UE-V in Your Environment

I have taken you through parts of the UE-V infrastructure already but let’s dive into this a bit more and how to set UE-V in your environment. One of the coolest things about UE-V is that there is not a lot to setup – to get it up and running you need to do two things:

  1. Create a settings store: You will want to create a SMB folder share where users have permissions to write their own settings packages (the files that UE-V stores settings).
  2. Deploy the lightweight UE-V agent: Use System Center 2012 Configuration Manager or any electronic software distribution tool to install the agent to the machines you want roam the experience to/from. As part of the install you can easily point the agent to the setting store via command line switch or use a home drive configured in Active Directory.

And that’s basically it! At this point you can roam the experience for Windows 7, Windows 8, Office 2010, IE and the other apps that we support right out of the box. If you want to manage UE-V a bit more and roam the experience for other apps you can optionally also do these things:

  • Use group policy to configure the agent: If you don’t want to configure the settings store location on the agent install, you can use group policy instead. You can also configure what out of box templates you want to enable/disable on machines or control which users you want to be able to roam settings with UE-V.
  • Create settings location templates: Break out the UE-V Generator for any apps you want to roam their experiences that don’t have templates in the box. You can also check the UE-V TechNet gallery for templates that others have created so you don’t have to recreate the wheel.
  • Create a settings location template catalog: As I mentioned earlier, you can create a file share to store the templates you created with the Generator. If you do this you can use group policy to point the agent to this location.

For more details on how to set up UE-V check out this video and read the UE-V deployment white paper.

As you can see there are basically three components to UE-V – the agent, files shares, and additional settings location templates you create. To manage the components there are no new tools for you to learn. You can deploy the agent using System Center 2012 Configuration Manager or any software distribution tool and leverage PowerShell or group policy to configure the agent. There is also nothing you need to do have UE-V work seamlessly with other Microsoft Desktop Virtualization products, as UE-V has a logic built into the agent to roam the experience between physical and virtual environments when you use App-V, Remote App, a VDI or session based desktop in your organization.

Ready to learn more about UE-V? First, make sure to check out the check out the UE-V Zone on TechNet, which has other videos and content to help you get started.
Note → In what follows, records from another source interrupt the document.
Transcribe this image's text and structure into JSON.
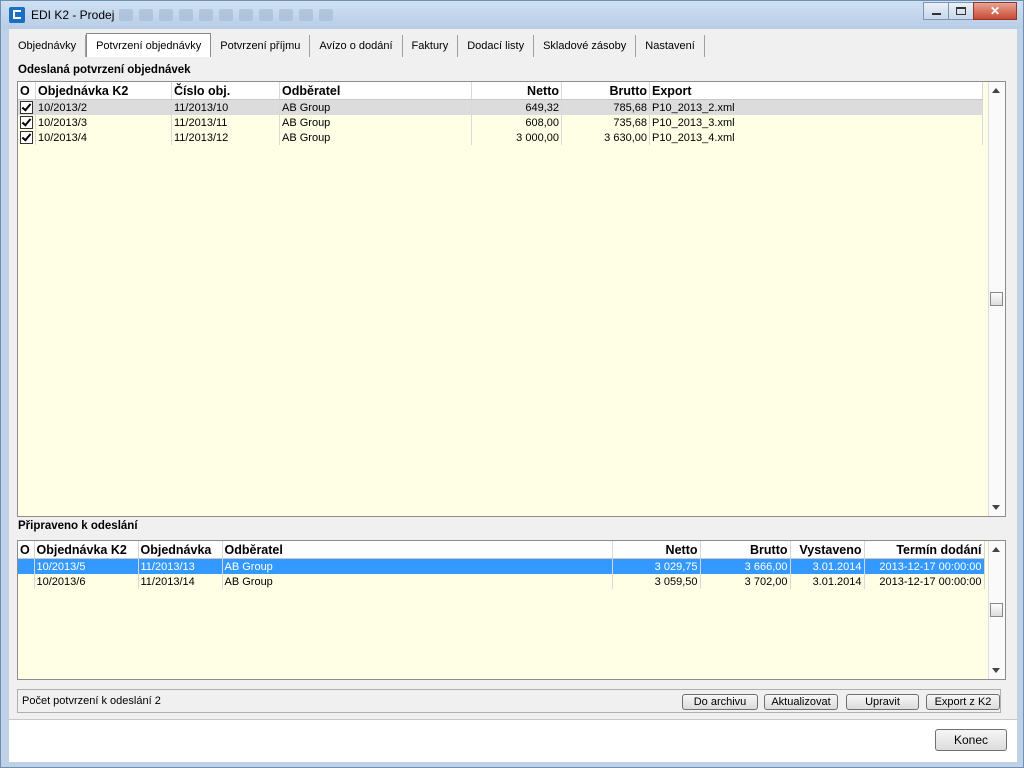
{
  "window": {
    "title": "EDI K2 - Prodej"
  },
  "tabs": [
    {
      "label": "Objednávky",
      "active": false
    },
    {
      "label": "Potvrzení objednávky",
      "active": true
    },
    {
      "label": "Potvrzení příjmu",
      "active": false
    },
    {
      "label": "Avízo o dodání",
      "active": false
    },
    {
      "label": "Faktury",
      "active": false
    },
    {
      "label": "Dodací listy",
      "active": false
    },
    {
      "label": "Skladové zásoby",
      "active": false
    },
    {
      "label": "Nastavení",
      "active": false
    }
  ],
  "sent": {
    "title": "Odeslaná potvrzení objednávek",
    "columns": [
      "O",
      "Objednávka K2",
      "Číslo obj.",
      "Odběratel",
      "Netto",
      "Brutto",
      "Export"
    ],
    "rows": [
      {
        "checked": true,
        "order_k2": "10/2013/2",
        "order_no": "11/2013/10",
        "customer": "AB Group",
        "netto": "649,32",
        "brutto": "785,68",
        "export": "P10_2013_2.xml"
      },
      {
        "checked": true,
        "order_k2": "10/2013/3",
        "order_no": "11/2013/11",
        "customer": "AB Group",
        "netto": "608,00",
        "brutto": "735,68",
        "export": "P10_2013_3.xml"
      },
      {
        "checked": true,
        "order_k2": "10/2013/4",
        "order_no": "11/2013/12",
        "customer": "AB Group",
        "netto": "3 000,00",
        "brutto": "3 630,00",
        "export": "P10_2013_4.xml"
      }
    ]
  },
  "ready": {
    "title": "Připraveno k odeslání",
    "columns": [
      "O",
      "Objednávka K2",
      "Objednávka",
      "Odběratel",
      "Netto",
      "Brutto",
      "Vystaveno",
      "Termín dodání"
    ],
    "rows": [
      {
        "order_k2": "10/2013/5",
        "order": "11/2013/13",
        "customer": "AB Group",
        "netto": "3 029,75",
        "brutto": "3 666,00",
        "issued": "3.01.2014",
        "delivery": "2013-12-17 00:00:00"
      },
      {
        "order_k2": "10/2013/6",
        "order": "11/2013/14",
        "customer": "AB Group",
        "netto": "3 059,50",
        "brutto": "3 702,00",
        "issued": "3.01.2014",
        "delivery": "2013-12-17 00:00:00"
      }
    ]
  },
  "status": {
    "text": "Počet potvrzení k odeslání  2"
  },
  "buttons": {
    "archive": "Do archivu",
    "refresh": "Aktualizovat",
    "edit": "Upravit",
    "export": "Export z K2",
    "close": "Konec"
  }
}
Also, if you want to use UE-V in a lab, you can download it from TechNet Plus and MSDN Plus if you’re a paid subscriber, and if you already own MDOP, then head over to the Volume Licensing Service Center to download the 2012 version.

As always please leave any questions in the comment section below and check back next week when Skand Mittal will share with you what is new with App-V 5.0.